At hundreds of colleges, ACT and SAT scores are no longer necessary for admission

At some schools, SAT and ACT scores may no longer rate as high on the list of things colleges look for to determine admission.
At some schools, SAT and ACT scores may no longer rate as high on the list of things colleges look for to determine admission. Kansas City Star

For years, national standardized admissions tests have been a primary way schools decide who they’ll accept, and a stress that many graduating high school students agonize through multiple times seeking a high mark.

That’s changing.

Along with hundreds of schools across the country, more that two dozen colleges and universities in Missouri and Kansas have lightened the weight they give to standardized college admission test scores. Instead, they’re giving more attention to GPA, high school transcripts and activities.

School admissions officers say tapping the students with grit or dogged perseverance rather than just signing on those with the highest test scores better serves their campus environment.

But The College Board, which administers the national standardized college admission tests, questions whether less dependence on ACT and SAT scores for college acceptance actually allows for more diversity on campus.

A list published this month by The Washington Post contained numerous schools across the country that now consider ACT and SAT scores optional to some degree.

It included such area schools as the University of Kansas, Kansas State University, Park University, William Jewell College, Fort Hays State University, Donnelly College, Wichita State, Missouri Southern State, Missouri Western State, Emporia State and MidAmerica Nazarene, to name a few.

“It’s up to the student if they want to submit test scores, and we will look at that, but if they don’t there are other criteria that we can consider,” said Cara Dahlor, a spokeswoman for William Jewell College in Liberty.

Looking beyond test scores allows colleges to “broaden the pool” of applicants and explore a more diverse population of students, Bill Sedlacek, an emeritus professor of education at the University of Maryland, College Park, told The Star.

Sedlacek has been studying alternative, nontraditional ways beyond standardized tests and class ranks for schools to identify students.

“We believe that an education is a right for all, not a privilege for only a few,” said Shane Smeed, vice president and chief operating officer at Park University, a “test optional” institution in Parkville. “Since higher education was first chartered in the United States back in 1636, educational institutions like Park have continued to remove barriers for entry.”

Smeed said Park admissions officers consider GPA over standardized test scores and weigh several other factors that also measure a student’s high school career.

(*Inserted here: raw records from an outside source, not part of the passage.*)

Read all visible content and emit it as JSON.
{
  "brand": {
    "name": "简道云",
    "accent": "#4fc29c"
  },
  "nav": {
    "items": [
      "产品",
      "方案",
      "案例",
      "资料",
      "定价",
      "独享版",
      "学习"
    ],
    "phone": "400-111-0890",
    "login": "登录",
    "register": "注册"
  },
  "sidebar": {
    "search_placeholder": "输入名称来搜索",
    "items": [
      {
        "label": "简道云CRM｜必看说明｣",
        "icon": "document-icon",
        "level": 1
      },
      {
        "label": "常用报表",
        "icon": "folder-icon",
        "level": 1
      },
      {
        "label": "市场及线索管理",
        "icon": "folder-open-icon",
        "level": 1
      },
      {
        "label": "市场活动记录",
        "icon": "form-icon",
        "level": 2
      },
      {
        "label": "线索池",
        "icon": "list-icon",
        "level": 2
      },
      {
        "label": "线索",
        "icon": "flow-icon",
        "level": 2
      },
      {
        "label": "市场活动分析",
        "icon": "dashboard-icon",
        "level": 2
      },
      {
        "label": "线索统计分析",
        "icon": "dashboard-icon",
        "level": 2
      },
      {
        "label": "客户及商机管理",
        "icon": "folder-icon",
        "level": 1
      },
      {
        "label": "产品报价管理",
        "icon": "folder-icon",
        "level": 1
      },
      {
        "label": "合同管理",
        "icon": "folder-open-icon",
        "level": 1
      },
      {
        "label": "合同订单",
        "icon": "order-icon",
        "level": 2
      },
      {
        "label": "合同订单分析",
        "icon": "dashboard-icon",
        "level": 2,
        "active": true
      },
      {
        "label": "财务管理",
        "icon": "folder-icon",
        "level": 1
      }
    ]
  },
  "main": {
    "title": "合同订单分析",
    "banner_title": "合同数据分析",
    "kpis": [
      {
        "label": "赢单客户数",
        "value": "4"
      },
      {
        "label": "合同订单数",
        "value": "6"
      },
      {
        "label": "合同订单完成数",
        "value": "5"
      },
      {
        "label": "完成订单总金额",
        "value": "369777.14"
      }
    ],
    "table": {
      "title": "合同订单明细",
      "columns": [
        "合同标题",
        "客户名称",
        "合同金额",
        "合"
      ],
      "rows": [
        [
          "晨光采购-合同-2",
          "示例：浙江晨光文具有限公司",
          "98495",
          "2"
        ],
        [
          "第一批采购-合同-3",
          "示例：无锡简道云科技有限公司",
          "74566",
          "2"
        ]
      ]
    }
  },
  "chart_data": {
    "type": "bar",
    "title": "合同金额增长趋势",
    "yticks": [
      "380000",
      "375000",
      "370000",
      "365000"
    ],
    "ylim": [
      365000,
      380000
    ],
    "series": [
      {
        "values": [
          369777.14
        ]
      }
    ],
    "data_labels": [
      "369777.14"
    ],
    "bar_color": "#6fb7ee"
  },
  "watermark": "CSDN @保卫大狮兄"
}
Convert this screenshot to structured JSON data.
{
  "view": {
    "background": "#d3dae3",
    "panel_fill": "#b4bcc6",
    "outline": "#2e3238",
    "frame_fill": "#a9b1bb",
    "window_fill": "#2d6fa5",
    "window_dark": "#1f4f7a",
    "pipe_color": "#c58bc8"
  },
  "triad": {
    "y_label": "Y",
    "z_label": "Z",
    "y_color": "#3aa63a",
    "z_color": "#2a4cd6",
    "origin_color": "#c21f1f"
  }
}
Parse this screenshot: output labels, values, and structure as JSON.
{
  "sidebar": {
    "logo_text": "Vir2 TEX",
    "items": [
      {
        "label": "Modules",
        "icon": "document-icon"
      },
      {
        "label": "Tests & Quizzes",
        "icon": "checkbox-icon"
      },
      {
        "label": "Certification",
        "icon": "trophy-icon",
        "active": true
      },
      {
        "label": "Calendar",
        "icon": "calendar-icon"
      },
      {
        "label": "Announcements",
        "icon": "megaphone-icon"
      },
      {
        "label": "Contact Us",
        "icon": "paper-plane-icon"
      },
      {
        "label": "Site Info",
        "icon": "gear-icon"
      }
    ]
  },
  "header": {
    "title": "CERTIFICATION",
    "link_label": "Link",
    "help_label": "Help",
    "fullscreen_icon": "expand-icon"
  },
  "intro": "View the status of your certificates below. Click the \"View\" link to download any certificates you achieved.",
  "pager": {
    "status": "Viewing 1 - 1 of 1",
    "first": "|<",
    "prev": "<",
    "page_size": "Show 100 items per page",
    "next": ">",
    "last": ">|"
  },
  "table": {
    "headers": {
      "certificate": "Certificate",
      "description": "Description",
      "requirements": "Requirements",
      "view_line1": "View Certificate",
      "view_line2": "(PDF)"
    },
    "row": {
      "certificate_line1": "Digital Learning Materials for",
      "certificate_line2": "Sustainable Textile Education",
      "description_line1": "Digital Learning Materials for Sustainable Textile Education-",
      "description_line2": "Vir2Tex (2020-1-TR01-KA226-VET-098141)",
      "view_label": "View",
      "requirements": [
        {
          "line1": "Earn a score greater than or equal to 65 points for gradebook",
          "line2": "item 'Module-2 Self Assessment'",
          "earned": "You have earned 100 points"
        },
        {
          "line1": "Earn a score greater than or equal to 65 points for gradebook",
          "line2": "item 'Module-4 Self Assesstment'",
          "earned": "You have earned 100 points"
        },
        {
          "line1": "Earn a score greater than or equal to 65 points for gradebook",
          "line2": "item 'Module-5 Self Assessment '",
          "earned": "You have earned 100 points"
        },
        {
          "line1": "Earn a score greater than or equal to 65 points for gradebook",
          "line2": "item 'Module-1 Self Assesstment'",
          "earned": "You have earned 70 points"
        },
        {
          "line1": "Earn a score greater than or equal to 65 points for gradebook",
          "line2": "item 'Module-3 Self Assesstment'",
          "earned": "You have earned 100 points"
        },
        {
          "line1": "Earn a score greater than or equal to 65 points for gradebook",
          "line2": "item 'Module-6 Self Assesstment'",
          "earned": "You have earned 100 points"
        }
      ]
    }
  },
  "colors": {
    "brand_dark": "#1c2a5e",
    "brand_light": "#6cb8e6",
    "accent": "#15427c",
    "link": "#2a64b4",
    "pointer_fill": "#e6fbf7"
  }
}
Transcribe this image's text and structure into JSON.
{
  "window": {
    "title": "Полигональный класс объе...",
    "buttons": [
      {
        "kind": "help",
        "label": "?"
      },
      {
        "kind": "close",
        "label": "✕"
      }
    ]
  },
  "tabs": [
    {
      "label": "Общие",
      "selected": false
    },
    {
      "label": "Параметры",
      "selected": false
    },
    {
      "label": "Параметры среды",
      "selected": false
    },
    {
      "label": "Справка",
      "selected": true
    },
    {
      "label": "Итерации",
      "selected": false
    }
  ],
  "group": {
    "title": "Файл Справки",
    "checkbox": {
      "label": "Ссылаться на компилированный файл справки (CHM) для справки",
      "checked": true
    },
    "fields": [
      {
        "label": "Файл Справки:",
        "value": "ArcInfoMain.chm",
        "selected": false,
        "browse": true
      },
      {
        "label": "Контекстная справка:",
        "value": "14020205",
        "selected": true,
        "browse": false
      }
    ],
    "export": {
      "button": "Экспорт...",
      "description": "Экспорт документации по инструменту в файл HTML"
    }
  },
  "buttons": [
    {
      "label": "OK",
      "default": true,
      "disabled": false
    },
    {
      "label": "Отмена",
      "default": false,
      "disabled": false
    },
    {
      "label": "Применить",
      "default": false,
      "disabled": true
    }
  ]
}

At Missouri Western State University in St. Joseph, standardized test scores have no bearing on admission, but rather they are only “used for placement” at a particular course level, said Jeanne Daffron, university provost.

Not relying on ACT or SAT scores for admission is not new at Missouri Western. “We are an open enrollment institution,” Daffron said.

She said most applicants submit standardized test scores. For those who don’t, the school refers to high school transcripts and diplomas or GED certificates.

At all of the Kansas universities governed by the state board of regents, SAT and ACT scores are optional for admission, said Bobby Gandu, director of admissions at Wichita State University.

“Not all students are good test-takers,” Gandu said. Looking at a student’s high school transcript, “you can really see three or four years of high school work, and it will give you a much broader picture of the student.”

The test, he said, is just a snapshot of one moment in one day.

Officials from The College Board say there is little evidence that test-optional policies increase diversity on campus.

“Anecdotal accounts show such policies can increase the number and/or diversity of applicants but not of admitted students,” said Maria Eugenia Alcón-Heraux, a spokeswoman for The College Board.

She said, “Research consistently finds the SAT to be a valid and reliable predictor of college outcomes, including grade point average, retention, and completion.”

Alcón-Heraux cited a 2016 study done by the College Board with the help of colleges and universities, to see how well the new SAT — developed last year — predicts first-year success in college. “The findings matched what colleges have seen for years: SAT scores, in conjunction with high school grades, are the strongest predictors overall.”

She said that just as the SAT alone shouldn’t be used to make admission decisions, neither should GPA.

“High school grades aren’t objective measures—they’re subject to variables like school demographics, teacher discretion, and state and district standards. And they’re increasingly subject to inflation,”Alcón-Heraux said.

The Washington Post reported that as of spring 2017, about 900 schools are “test optional.” Some of the more nationally known schools on the list are New York University, Brandeis, Skidmore and Sarah Lawrence.

Mará Rose Williams: 816-234-4419, @marawilliamskc